*BRIEF*. Reproduce the data that follows character for character, but omit its pictures.

*TASK DATA*.
• • •
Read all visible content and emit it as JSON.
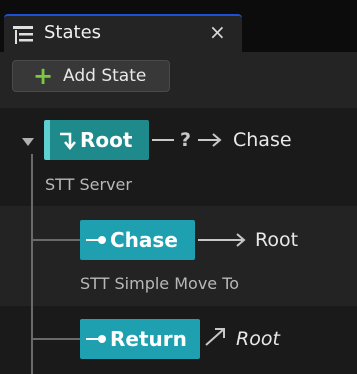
{
  "tab": {
    "title": "States",
    "close_glyph": "×",
    "icon": "outline-list-icon"
  },
  "toolbar": {
    "add_state_label": "Add State",
    "add_icon": "plus-icon"
  },
  "states": [
    {
      "name": "Root",
      "task": "STT Server",
      "transition_symbol": "?",
      "transition_target": "Chase",
      "color": "#1f8a8c"
    },
    {
      "name": "Chase",
      "task": "STT Simple Move To",
      "transition_target": "Root",
      "color": "#1ea0b0"
    },
    {
      "name": "Return",
      "transition_target": "Root",
      "color": "#1ea0b0"
    }
  ]
}
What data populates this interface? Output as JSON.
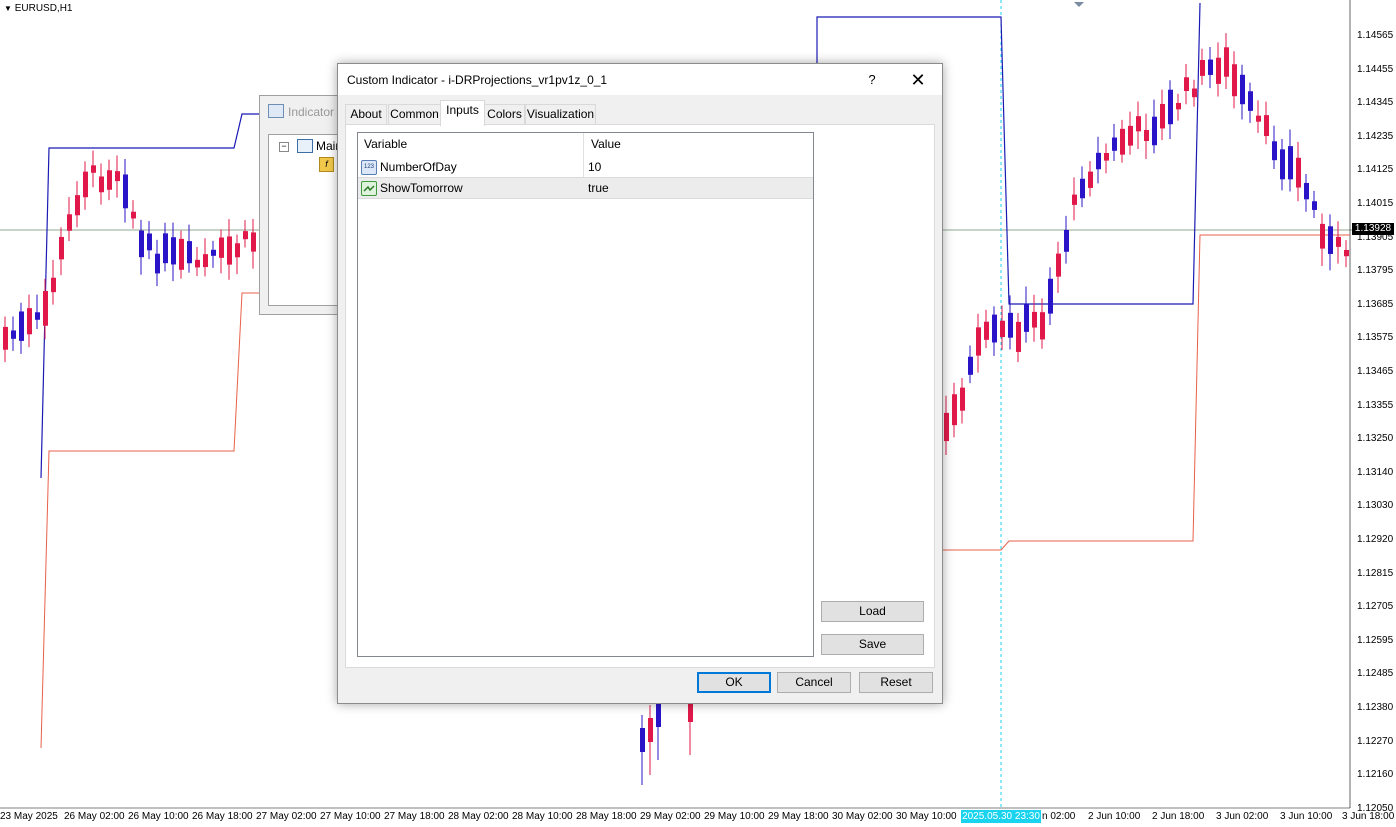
{
  "chart": {
    "symbol": "EURUSD,H1",
    "current_price": "1.13928",
    "crosshair_time": "2025.05.30 23:30",
    "price_axis": [
      "1.14565",
      "1.14455",
      "1.14345",
      "1.14235",
      "1.14125",
      "1.14015",
      "1.13905",
      "1.13795",
      "1.13685",
      "1.13575",
      "1.13465",
      "1.13355",
      "1.13250",
      "1.13140",
      "1.13030",
      "1.12920",
      "1.12815",
      "1.12705",
      "1.12595",
      "1.12485",
      "1.12380",
      "1.12270",
      "1.12160",
      "1.12050"
    ],
    "time_axis": [
      "23 May 2025",
      "26 May 02:00",
      "26 May 10:00",
      "26 May 18:00",
      "27 May 02:00",
      "27 May 10:00",
      "27 May 18:00",
      "28 May 02:00",
      "28 May 10:00",
      "28 May 18:00",
      "29 May 02:00",
      "29 May 10:00",
      "29 May 18:00",
      "30 May 02:00",
      "30 May 10:00",
      "n 02:00",
      "2 Jun 10:00",
      "2 Jun 18:00",
      "3 Jun 02:00",
      "3 Jun 10:00",
      "3 Jun 18:00"
    ],
    "colors": {
      "bull": "#2a14c8",
      "bear": "#e0194a",
      "upper_line": "#1a1ab4",
      "lower_line": "#e8604a",
      "crosshair": "#1ad3ef",
      "grid_line": "#6e8c6e"
    }
  },
  "background_window": {
    "title": "Indicator",
    "tree_item": "Main"
  },
  "dialog": {
    "title": "Custom Indicator - i-DRProjections_vr1pv1z_0_1",
    "help": "?",
    "close": "✕",
    "tabs": [
      "About",
      "Common",
      "Inputs",
      "Colors",
      "Visualization"
    ],
    "active_tab": "Inputs",
    "table": {
      "headers": [
        "Variable",
        "Value"
      ],
      "rows": [
        {
          "variable": "NumberOfDay",
          "value": "10",
          "icon": "integer-icon"
        },
        {
          "variable": "ShowTomorrow",
          "value": "true",
          "icon": "boolean-icon"
        }
      ]
    },
    "buttons": {
      "load": "Load",
      "save": "Save",
      "ok": "OK",
      "cancel": "Cancel",
      "reset": "Reset"
    }
  }
}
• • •
*RESULT OF THE EXERCISE*.
Read all visible content and emit it as JSON.
{
  "tab": {
    "title": "States",
    "close_glyph": "×",
    "icon": "outline-list-icon"
  },
  "toolbar": {
    "add_state_label": "Add State",
    "add_icon": "plus-icon"
  },
  "states": [
    {
      "name": "Root",
      "task": "STT Server",
      "transition_symbol": "?",
      "transition_target": "Chase",
      "color": "#1f8a8c"
    },
    {
      "name": "Chase",
      "task": "STT Simple Move To",
      "transition_target": "Root",
      "color": "#1ea0b0"
    },
    {
      "name": "Return",
      "transition_target": "Root",
      "color": "#1ea0b0"
    }
  ]
}
What data populates this interface? Output as JSON.
{
  "chart": {
    "symbol": "EURUSD,H1",
    "current_price": "1.13928",
    "crosshair_time": "2025.05.30 23:30",
    "price_axis": [
      "1.14565",
      "1.14455",
      "1.14345",
      "1.14235",
      "1.14125",
      "1.14015",
      "1.13905",
      "1.13795",
      "1.13685",
      "1.13575",
      "1.13465",
      "1.13355",
      "1.13250",
      "1.13140",
      "1.13030",
      "1.12920",
      "1.12815",
      "1.12705",
      "1.12595",
      "1.12485",
      "1.12380",
      "1.12270",
      "1.12160",
      "1.12050"
    ],
    "time_axis": [
      "23 May 2025",
      "26 May 02:00",
      "26 May 10:00",
      "26 May 18:00",
      "27 May 02:00",
      "27 May 10:00",
      "27 May 18:00",
      "28 May 02:00",
      "28 May 10:00",
      "28 May 18:00",
      "29 May 02:00",
      "29 May 10:00",
      "29 May 18:00",
      "30 May 02:00",
      "30 May 10:00",
      "n 02:00",
      "2 Jun 10:00",
      "2 Jun 18:00",
      "3 Jun 02:00",
      "3 Jun 10:00",
      "3 Jun 18:00"
    ],
    "colors": {
      "bull": "#2a14c8",
      "bear": "#e0194a",
      "upper_line": "#1a1ab4",
      "lower_line": "#e8604a",
      "crosshair": "#1ad3ef",
      "grid_line": "#6e8c6e"
    }
  },
  "background_window": {
    "title": "Indicator",
    "tree_item": "Main"
  },
  "dialog": {
    "title": "Custom Indicator - i-DRProjections_vr1pv1z_0_1",
    "help": "?",
    "close": "✕",
    "tabs": [
      "About",
      "Common",
      "Inputs",
      "Colors",
      "Visualization"
    ],
    "active_tab": "Inputs",
    "table": {
      "headers": [
        "Variable",
        "Value"
      ],
      "rows": [
        {
          "variable": "NumberOfDay",
          "value": "10",
          "icon": "integer-icon"
        },
        {
          "variable": "ShowTomorrow",
          "value": "true",
          "icon": "boolean-icon"
        }
      ]
    },
    "buttons": {
      "load": "Load",
      "save": "Save",
      "ok": "OK",
      "cancel": "Cancel",
      "reset": "Reset"
    }
  }
}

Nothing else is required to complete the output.